According to background information in the article, preceding research has apparently proposed that as soldiers face extended nerve-racking and life-threatening situations, changes in their brains direct their cognitive thinking, learning and memory resources towards survival. For example, they may react to unsafe events more rapidly while losing the skill to concentrate, learn and remember events not related to battle.

The authors commented, “However, it remains unknown whether deployment-related neuropsychological changes persist over time, are associated with stress-related factors (e.g., combat intensity, posttraumatic stress disorder [PTSD] symptoms and depressive reactions) or are better accounted for by demographic and contextual variables.”

About 268 male and female, regular, active-duty soldiers who served between 2003 and 2006 were examined by Brian P. Marx, Ph.D., of Veterans Affairs Boston Healthcare System and Boston University School of Medicine, and colleagues. Neuropsychological tests were given to every soldier which gauged response time, attention and memory prior to and post deployment.

A group of 164 soldiers was evaluated both instantly and one year following their return, whereas a second group of 104 who returned more lately, were reviewed before deployment and then a median (midpoint) of 122 days after returning. The evaluation also apparently recorded demographic and military information. It further observed threat issues for neuropsychological disorders and combat intensity along with emotional anguish.

The authors mentioned, “Greater PTSD symptoms were associated with poorer attention in soldiers tested at one-year follow-up but not in recently returned soldiers. Greater combat intensity was associated with enhanced reaction time, irrespective of time since return.”

Neither depression nor alcohol use and head injury were apparently linked with changes in neuropsychological functioning.

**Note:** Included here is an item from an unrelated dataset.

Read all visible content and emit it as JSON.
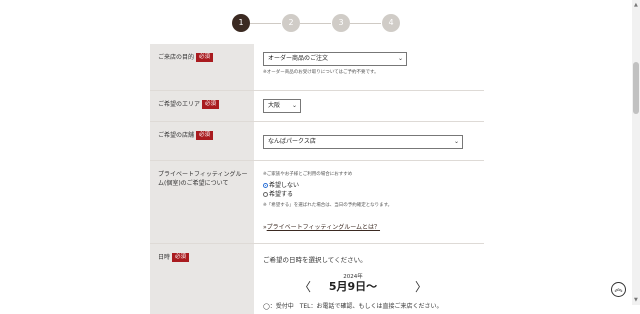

The authors further added, “Recent findings reveal notably high rates of poor mental health outcomes among U.S. service members upon return from Iraq deployment. Our findings additionally highlight the neuropsychological consequences of chronic PTSD symptoms. Although neuropsychological changes were not profound and, for reaction time, can be construed as desirable in the short term, their significance lies in the demonstration that psychiatric symptoms often reflect more extensive biological changes, including those affecting brain functioning.”

The authors concluded by mentioning that a growing literature demonstrates the significant impact of prolonged and repetitive stress on health factors. For e.g., immune functioning, cardiovascular disease and other systemic medical illnesses that can be traced to the biological stress response. Thus, subtle cognitive changes such as positive or negative linked with combat exposure or PTSD may represent a warning sign relevant to long-term health.

This study was published in the September issue of Archives of General Psychiatry, one of the JAMA/Archives journals.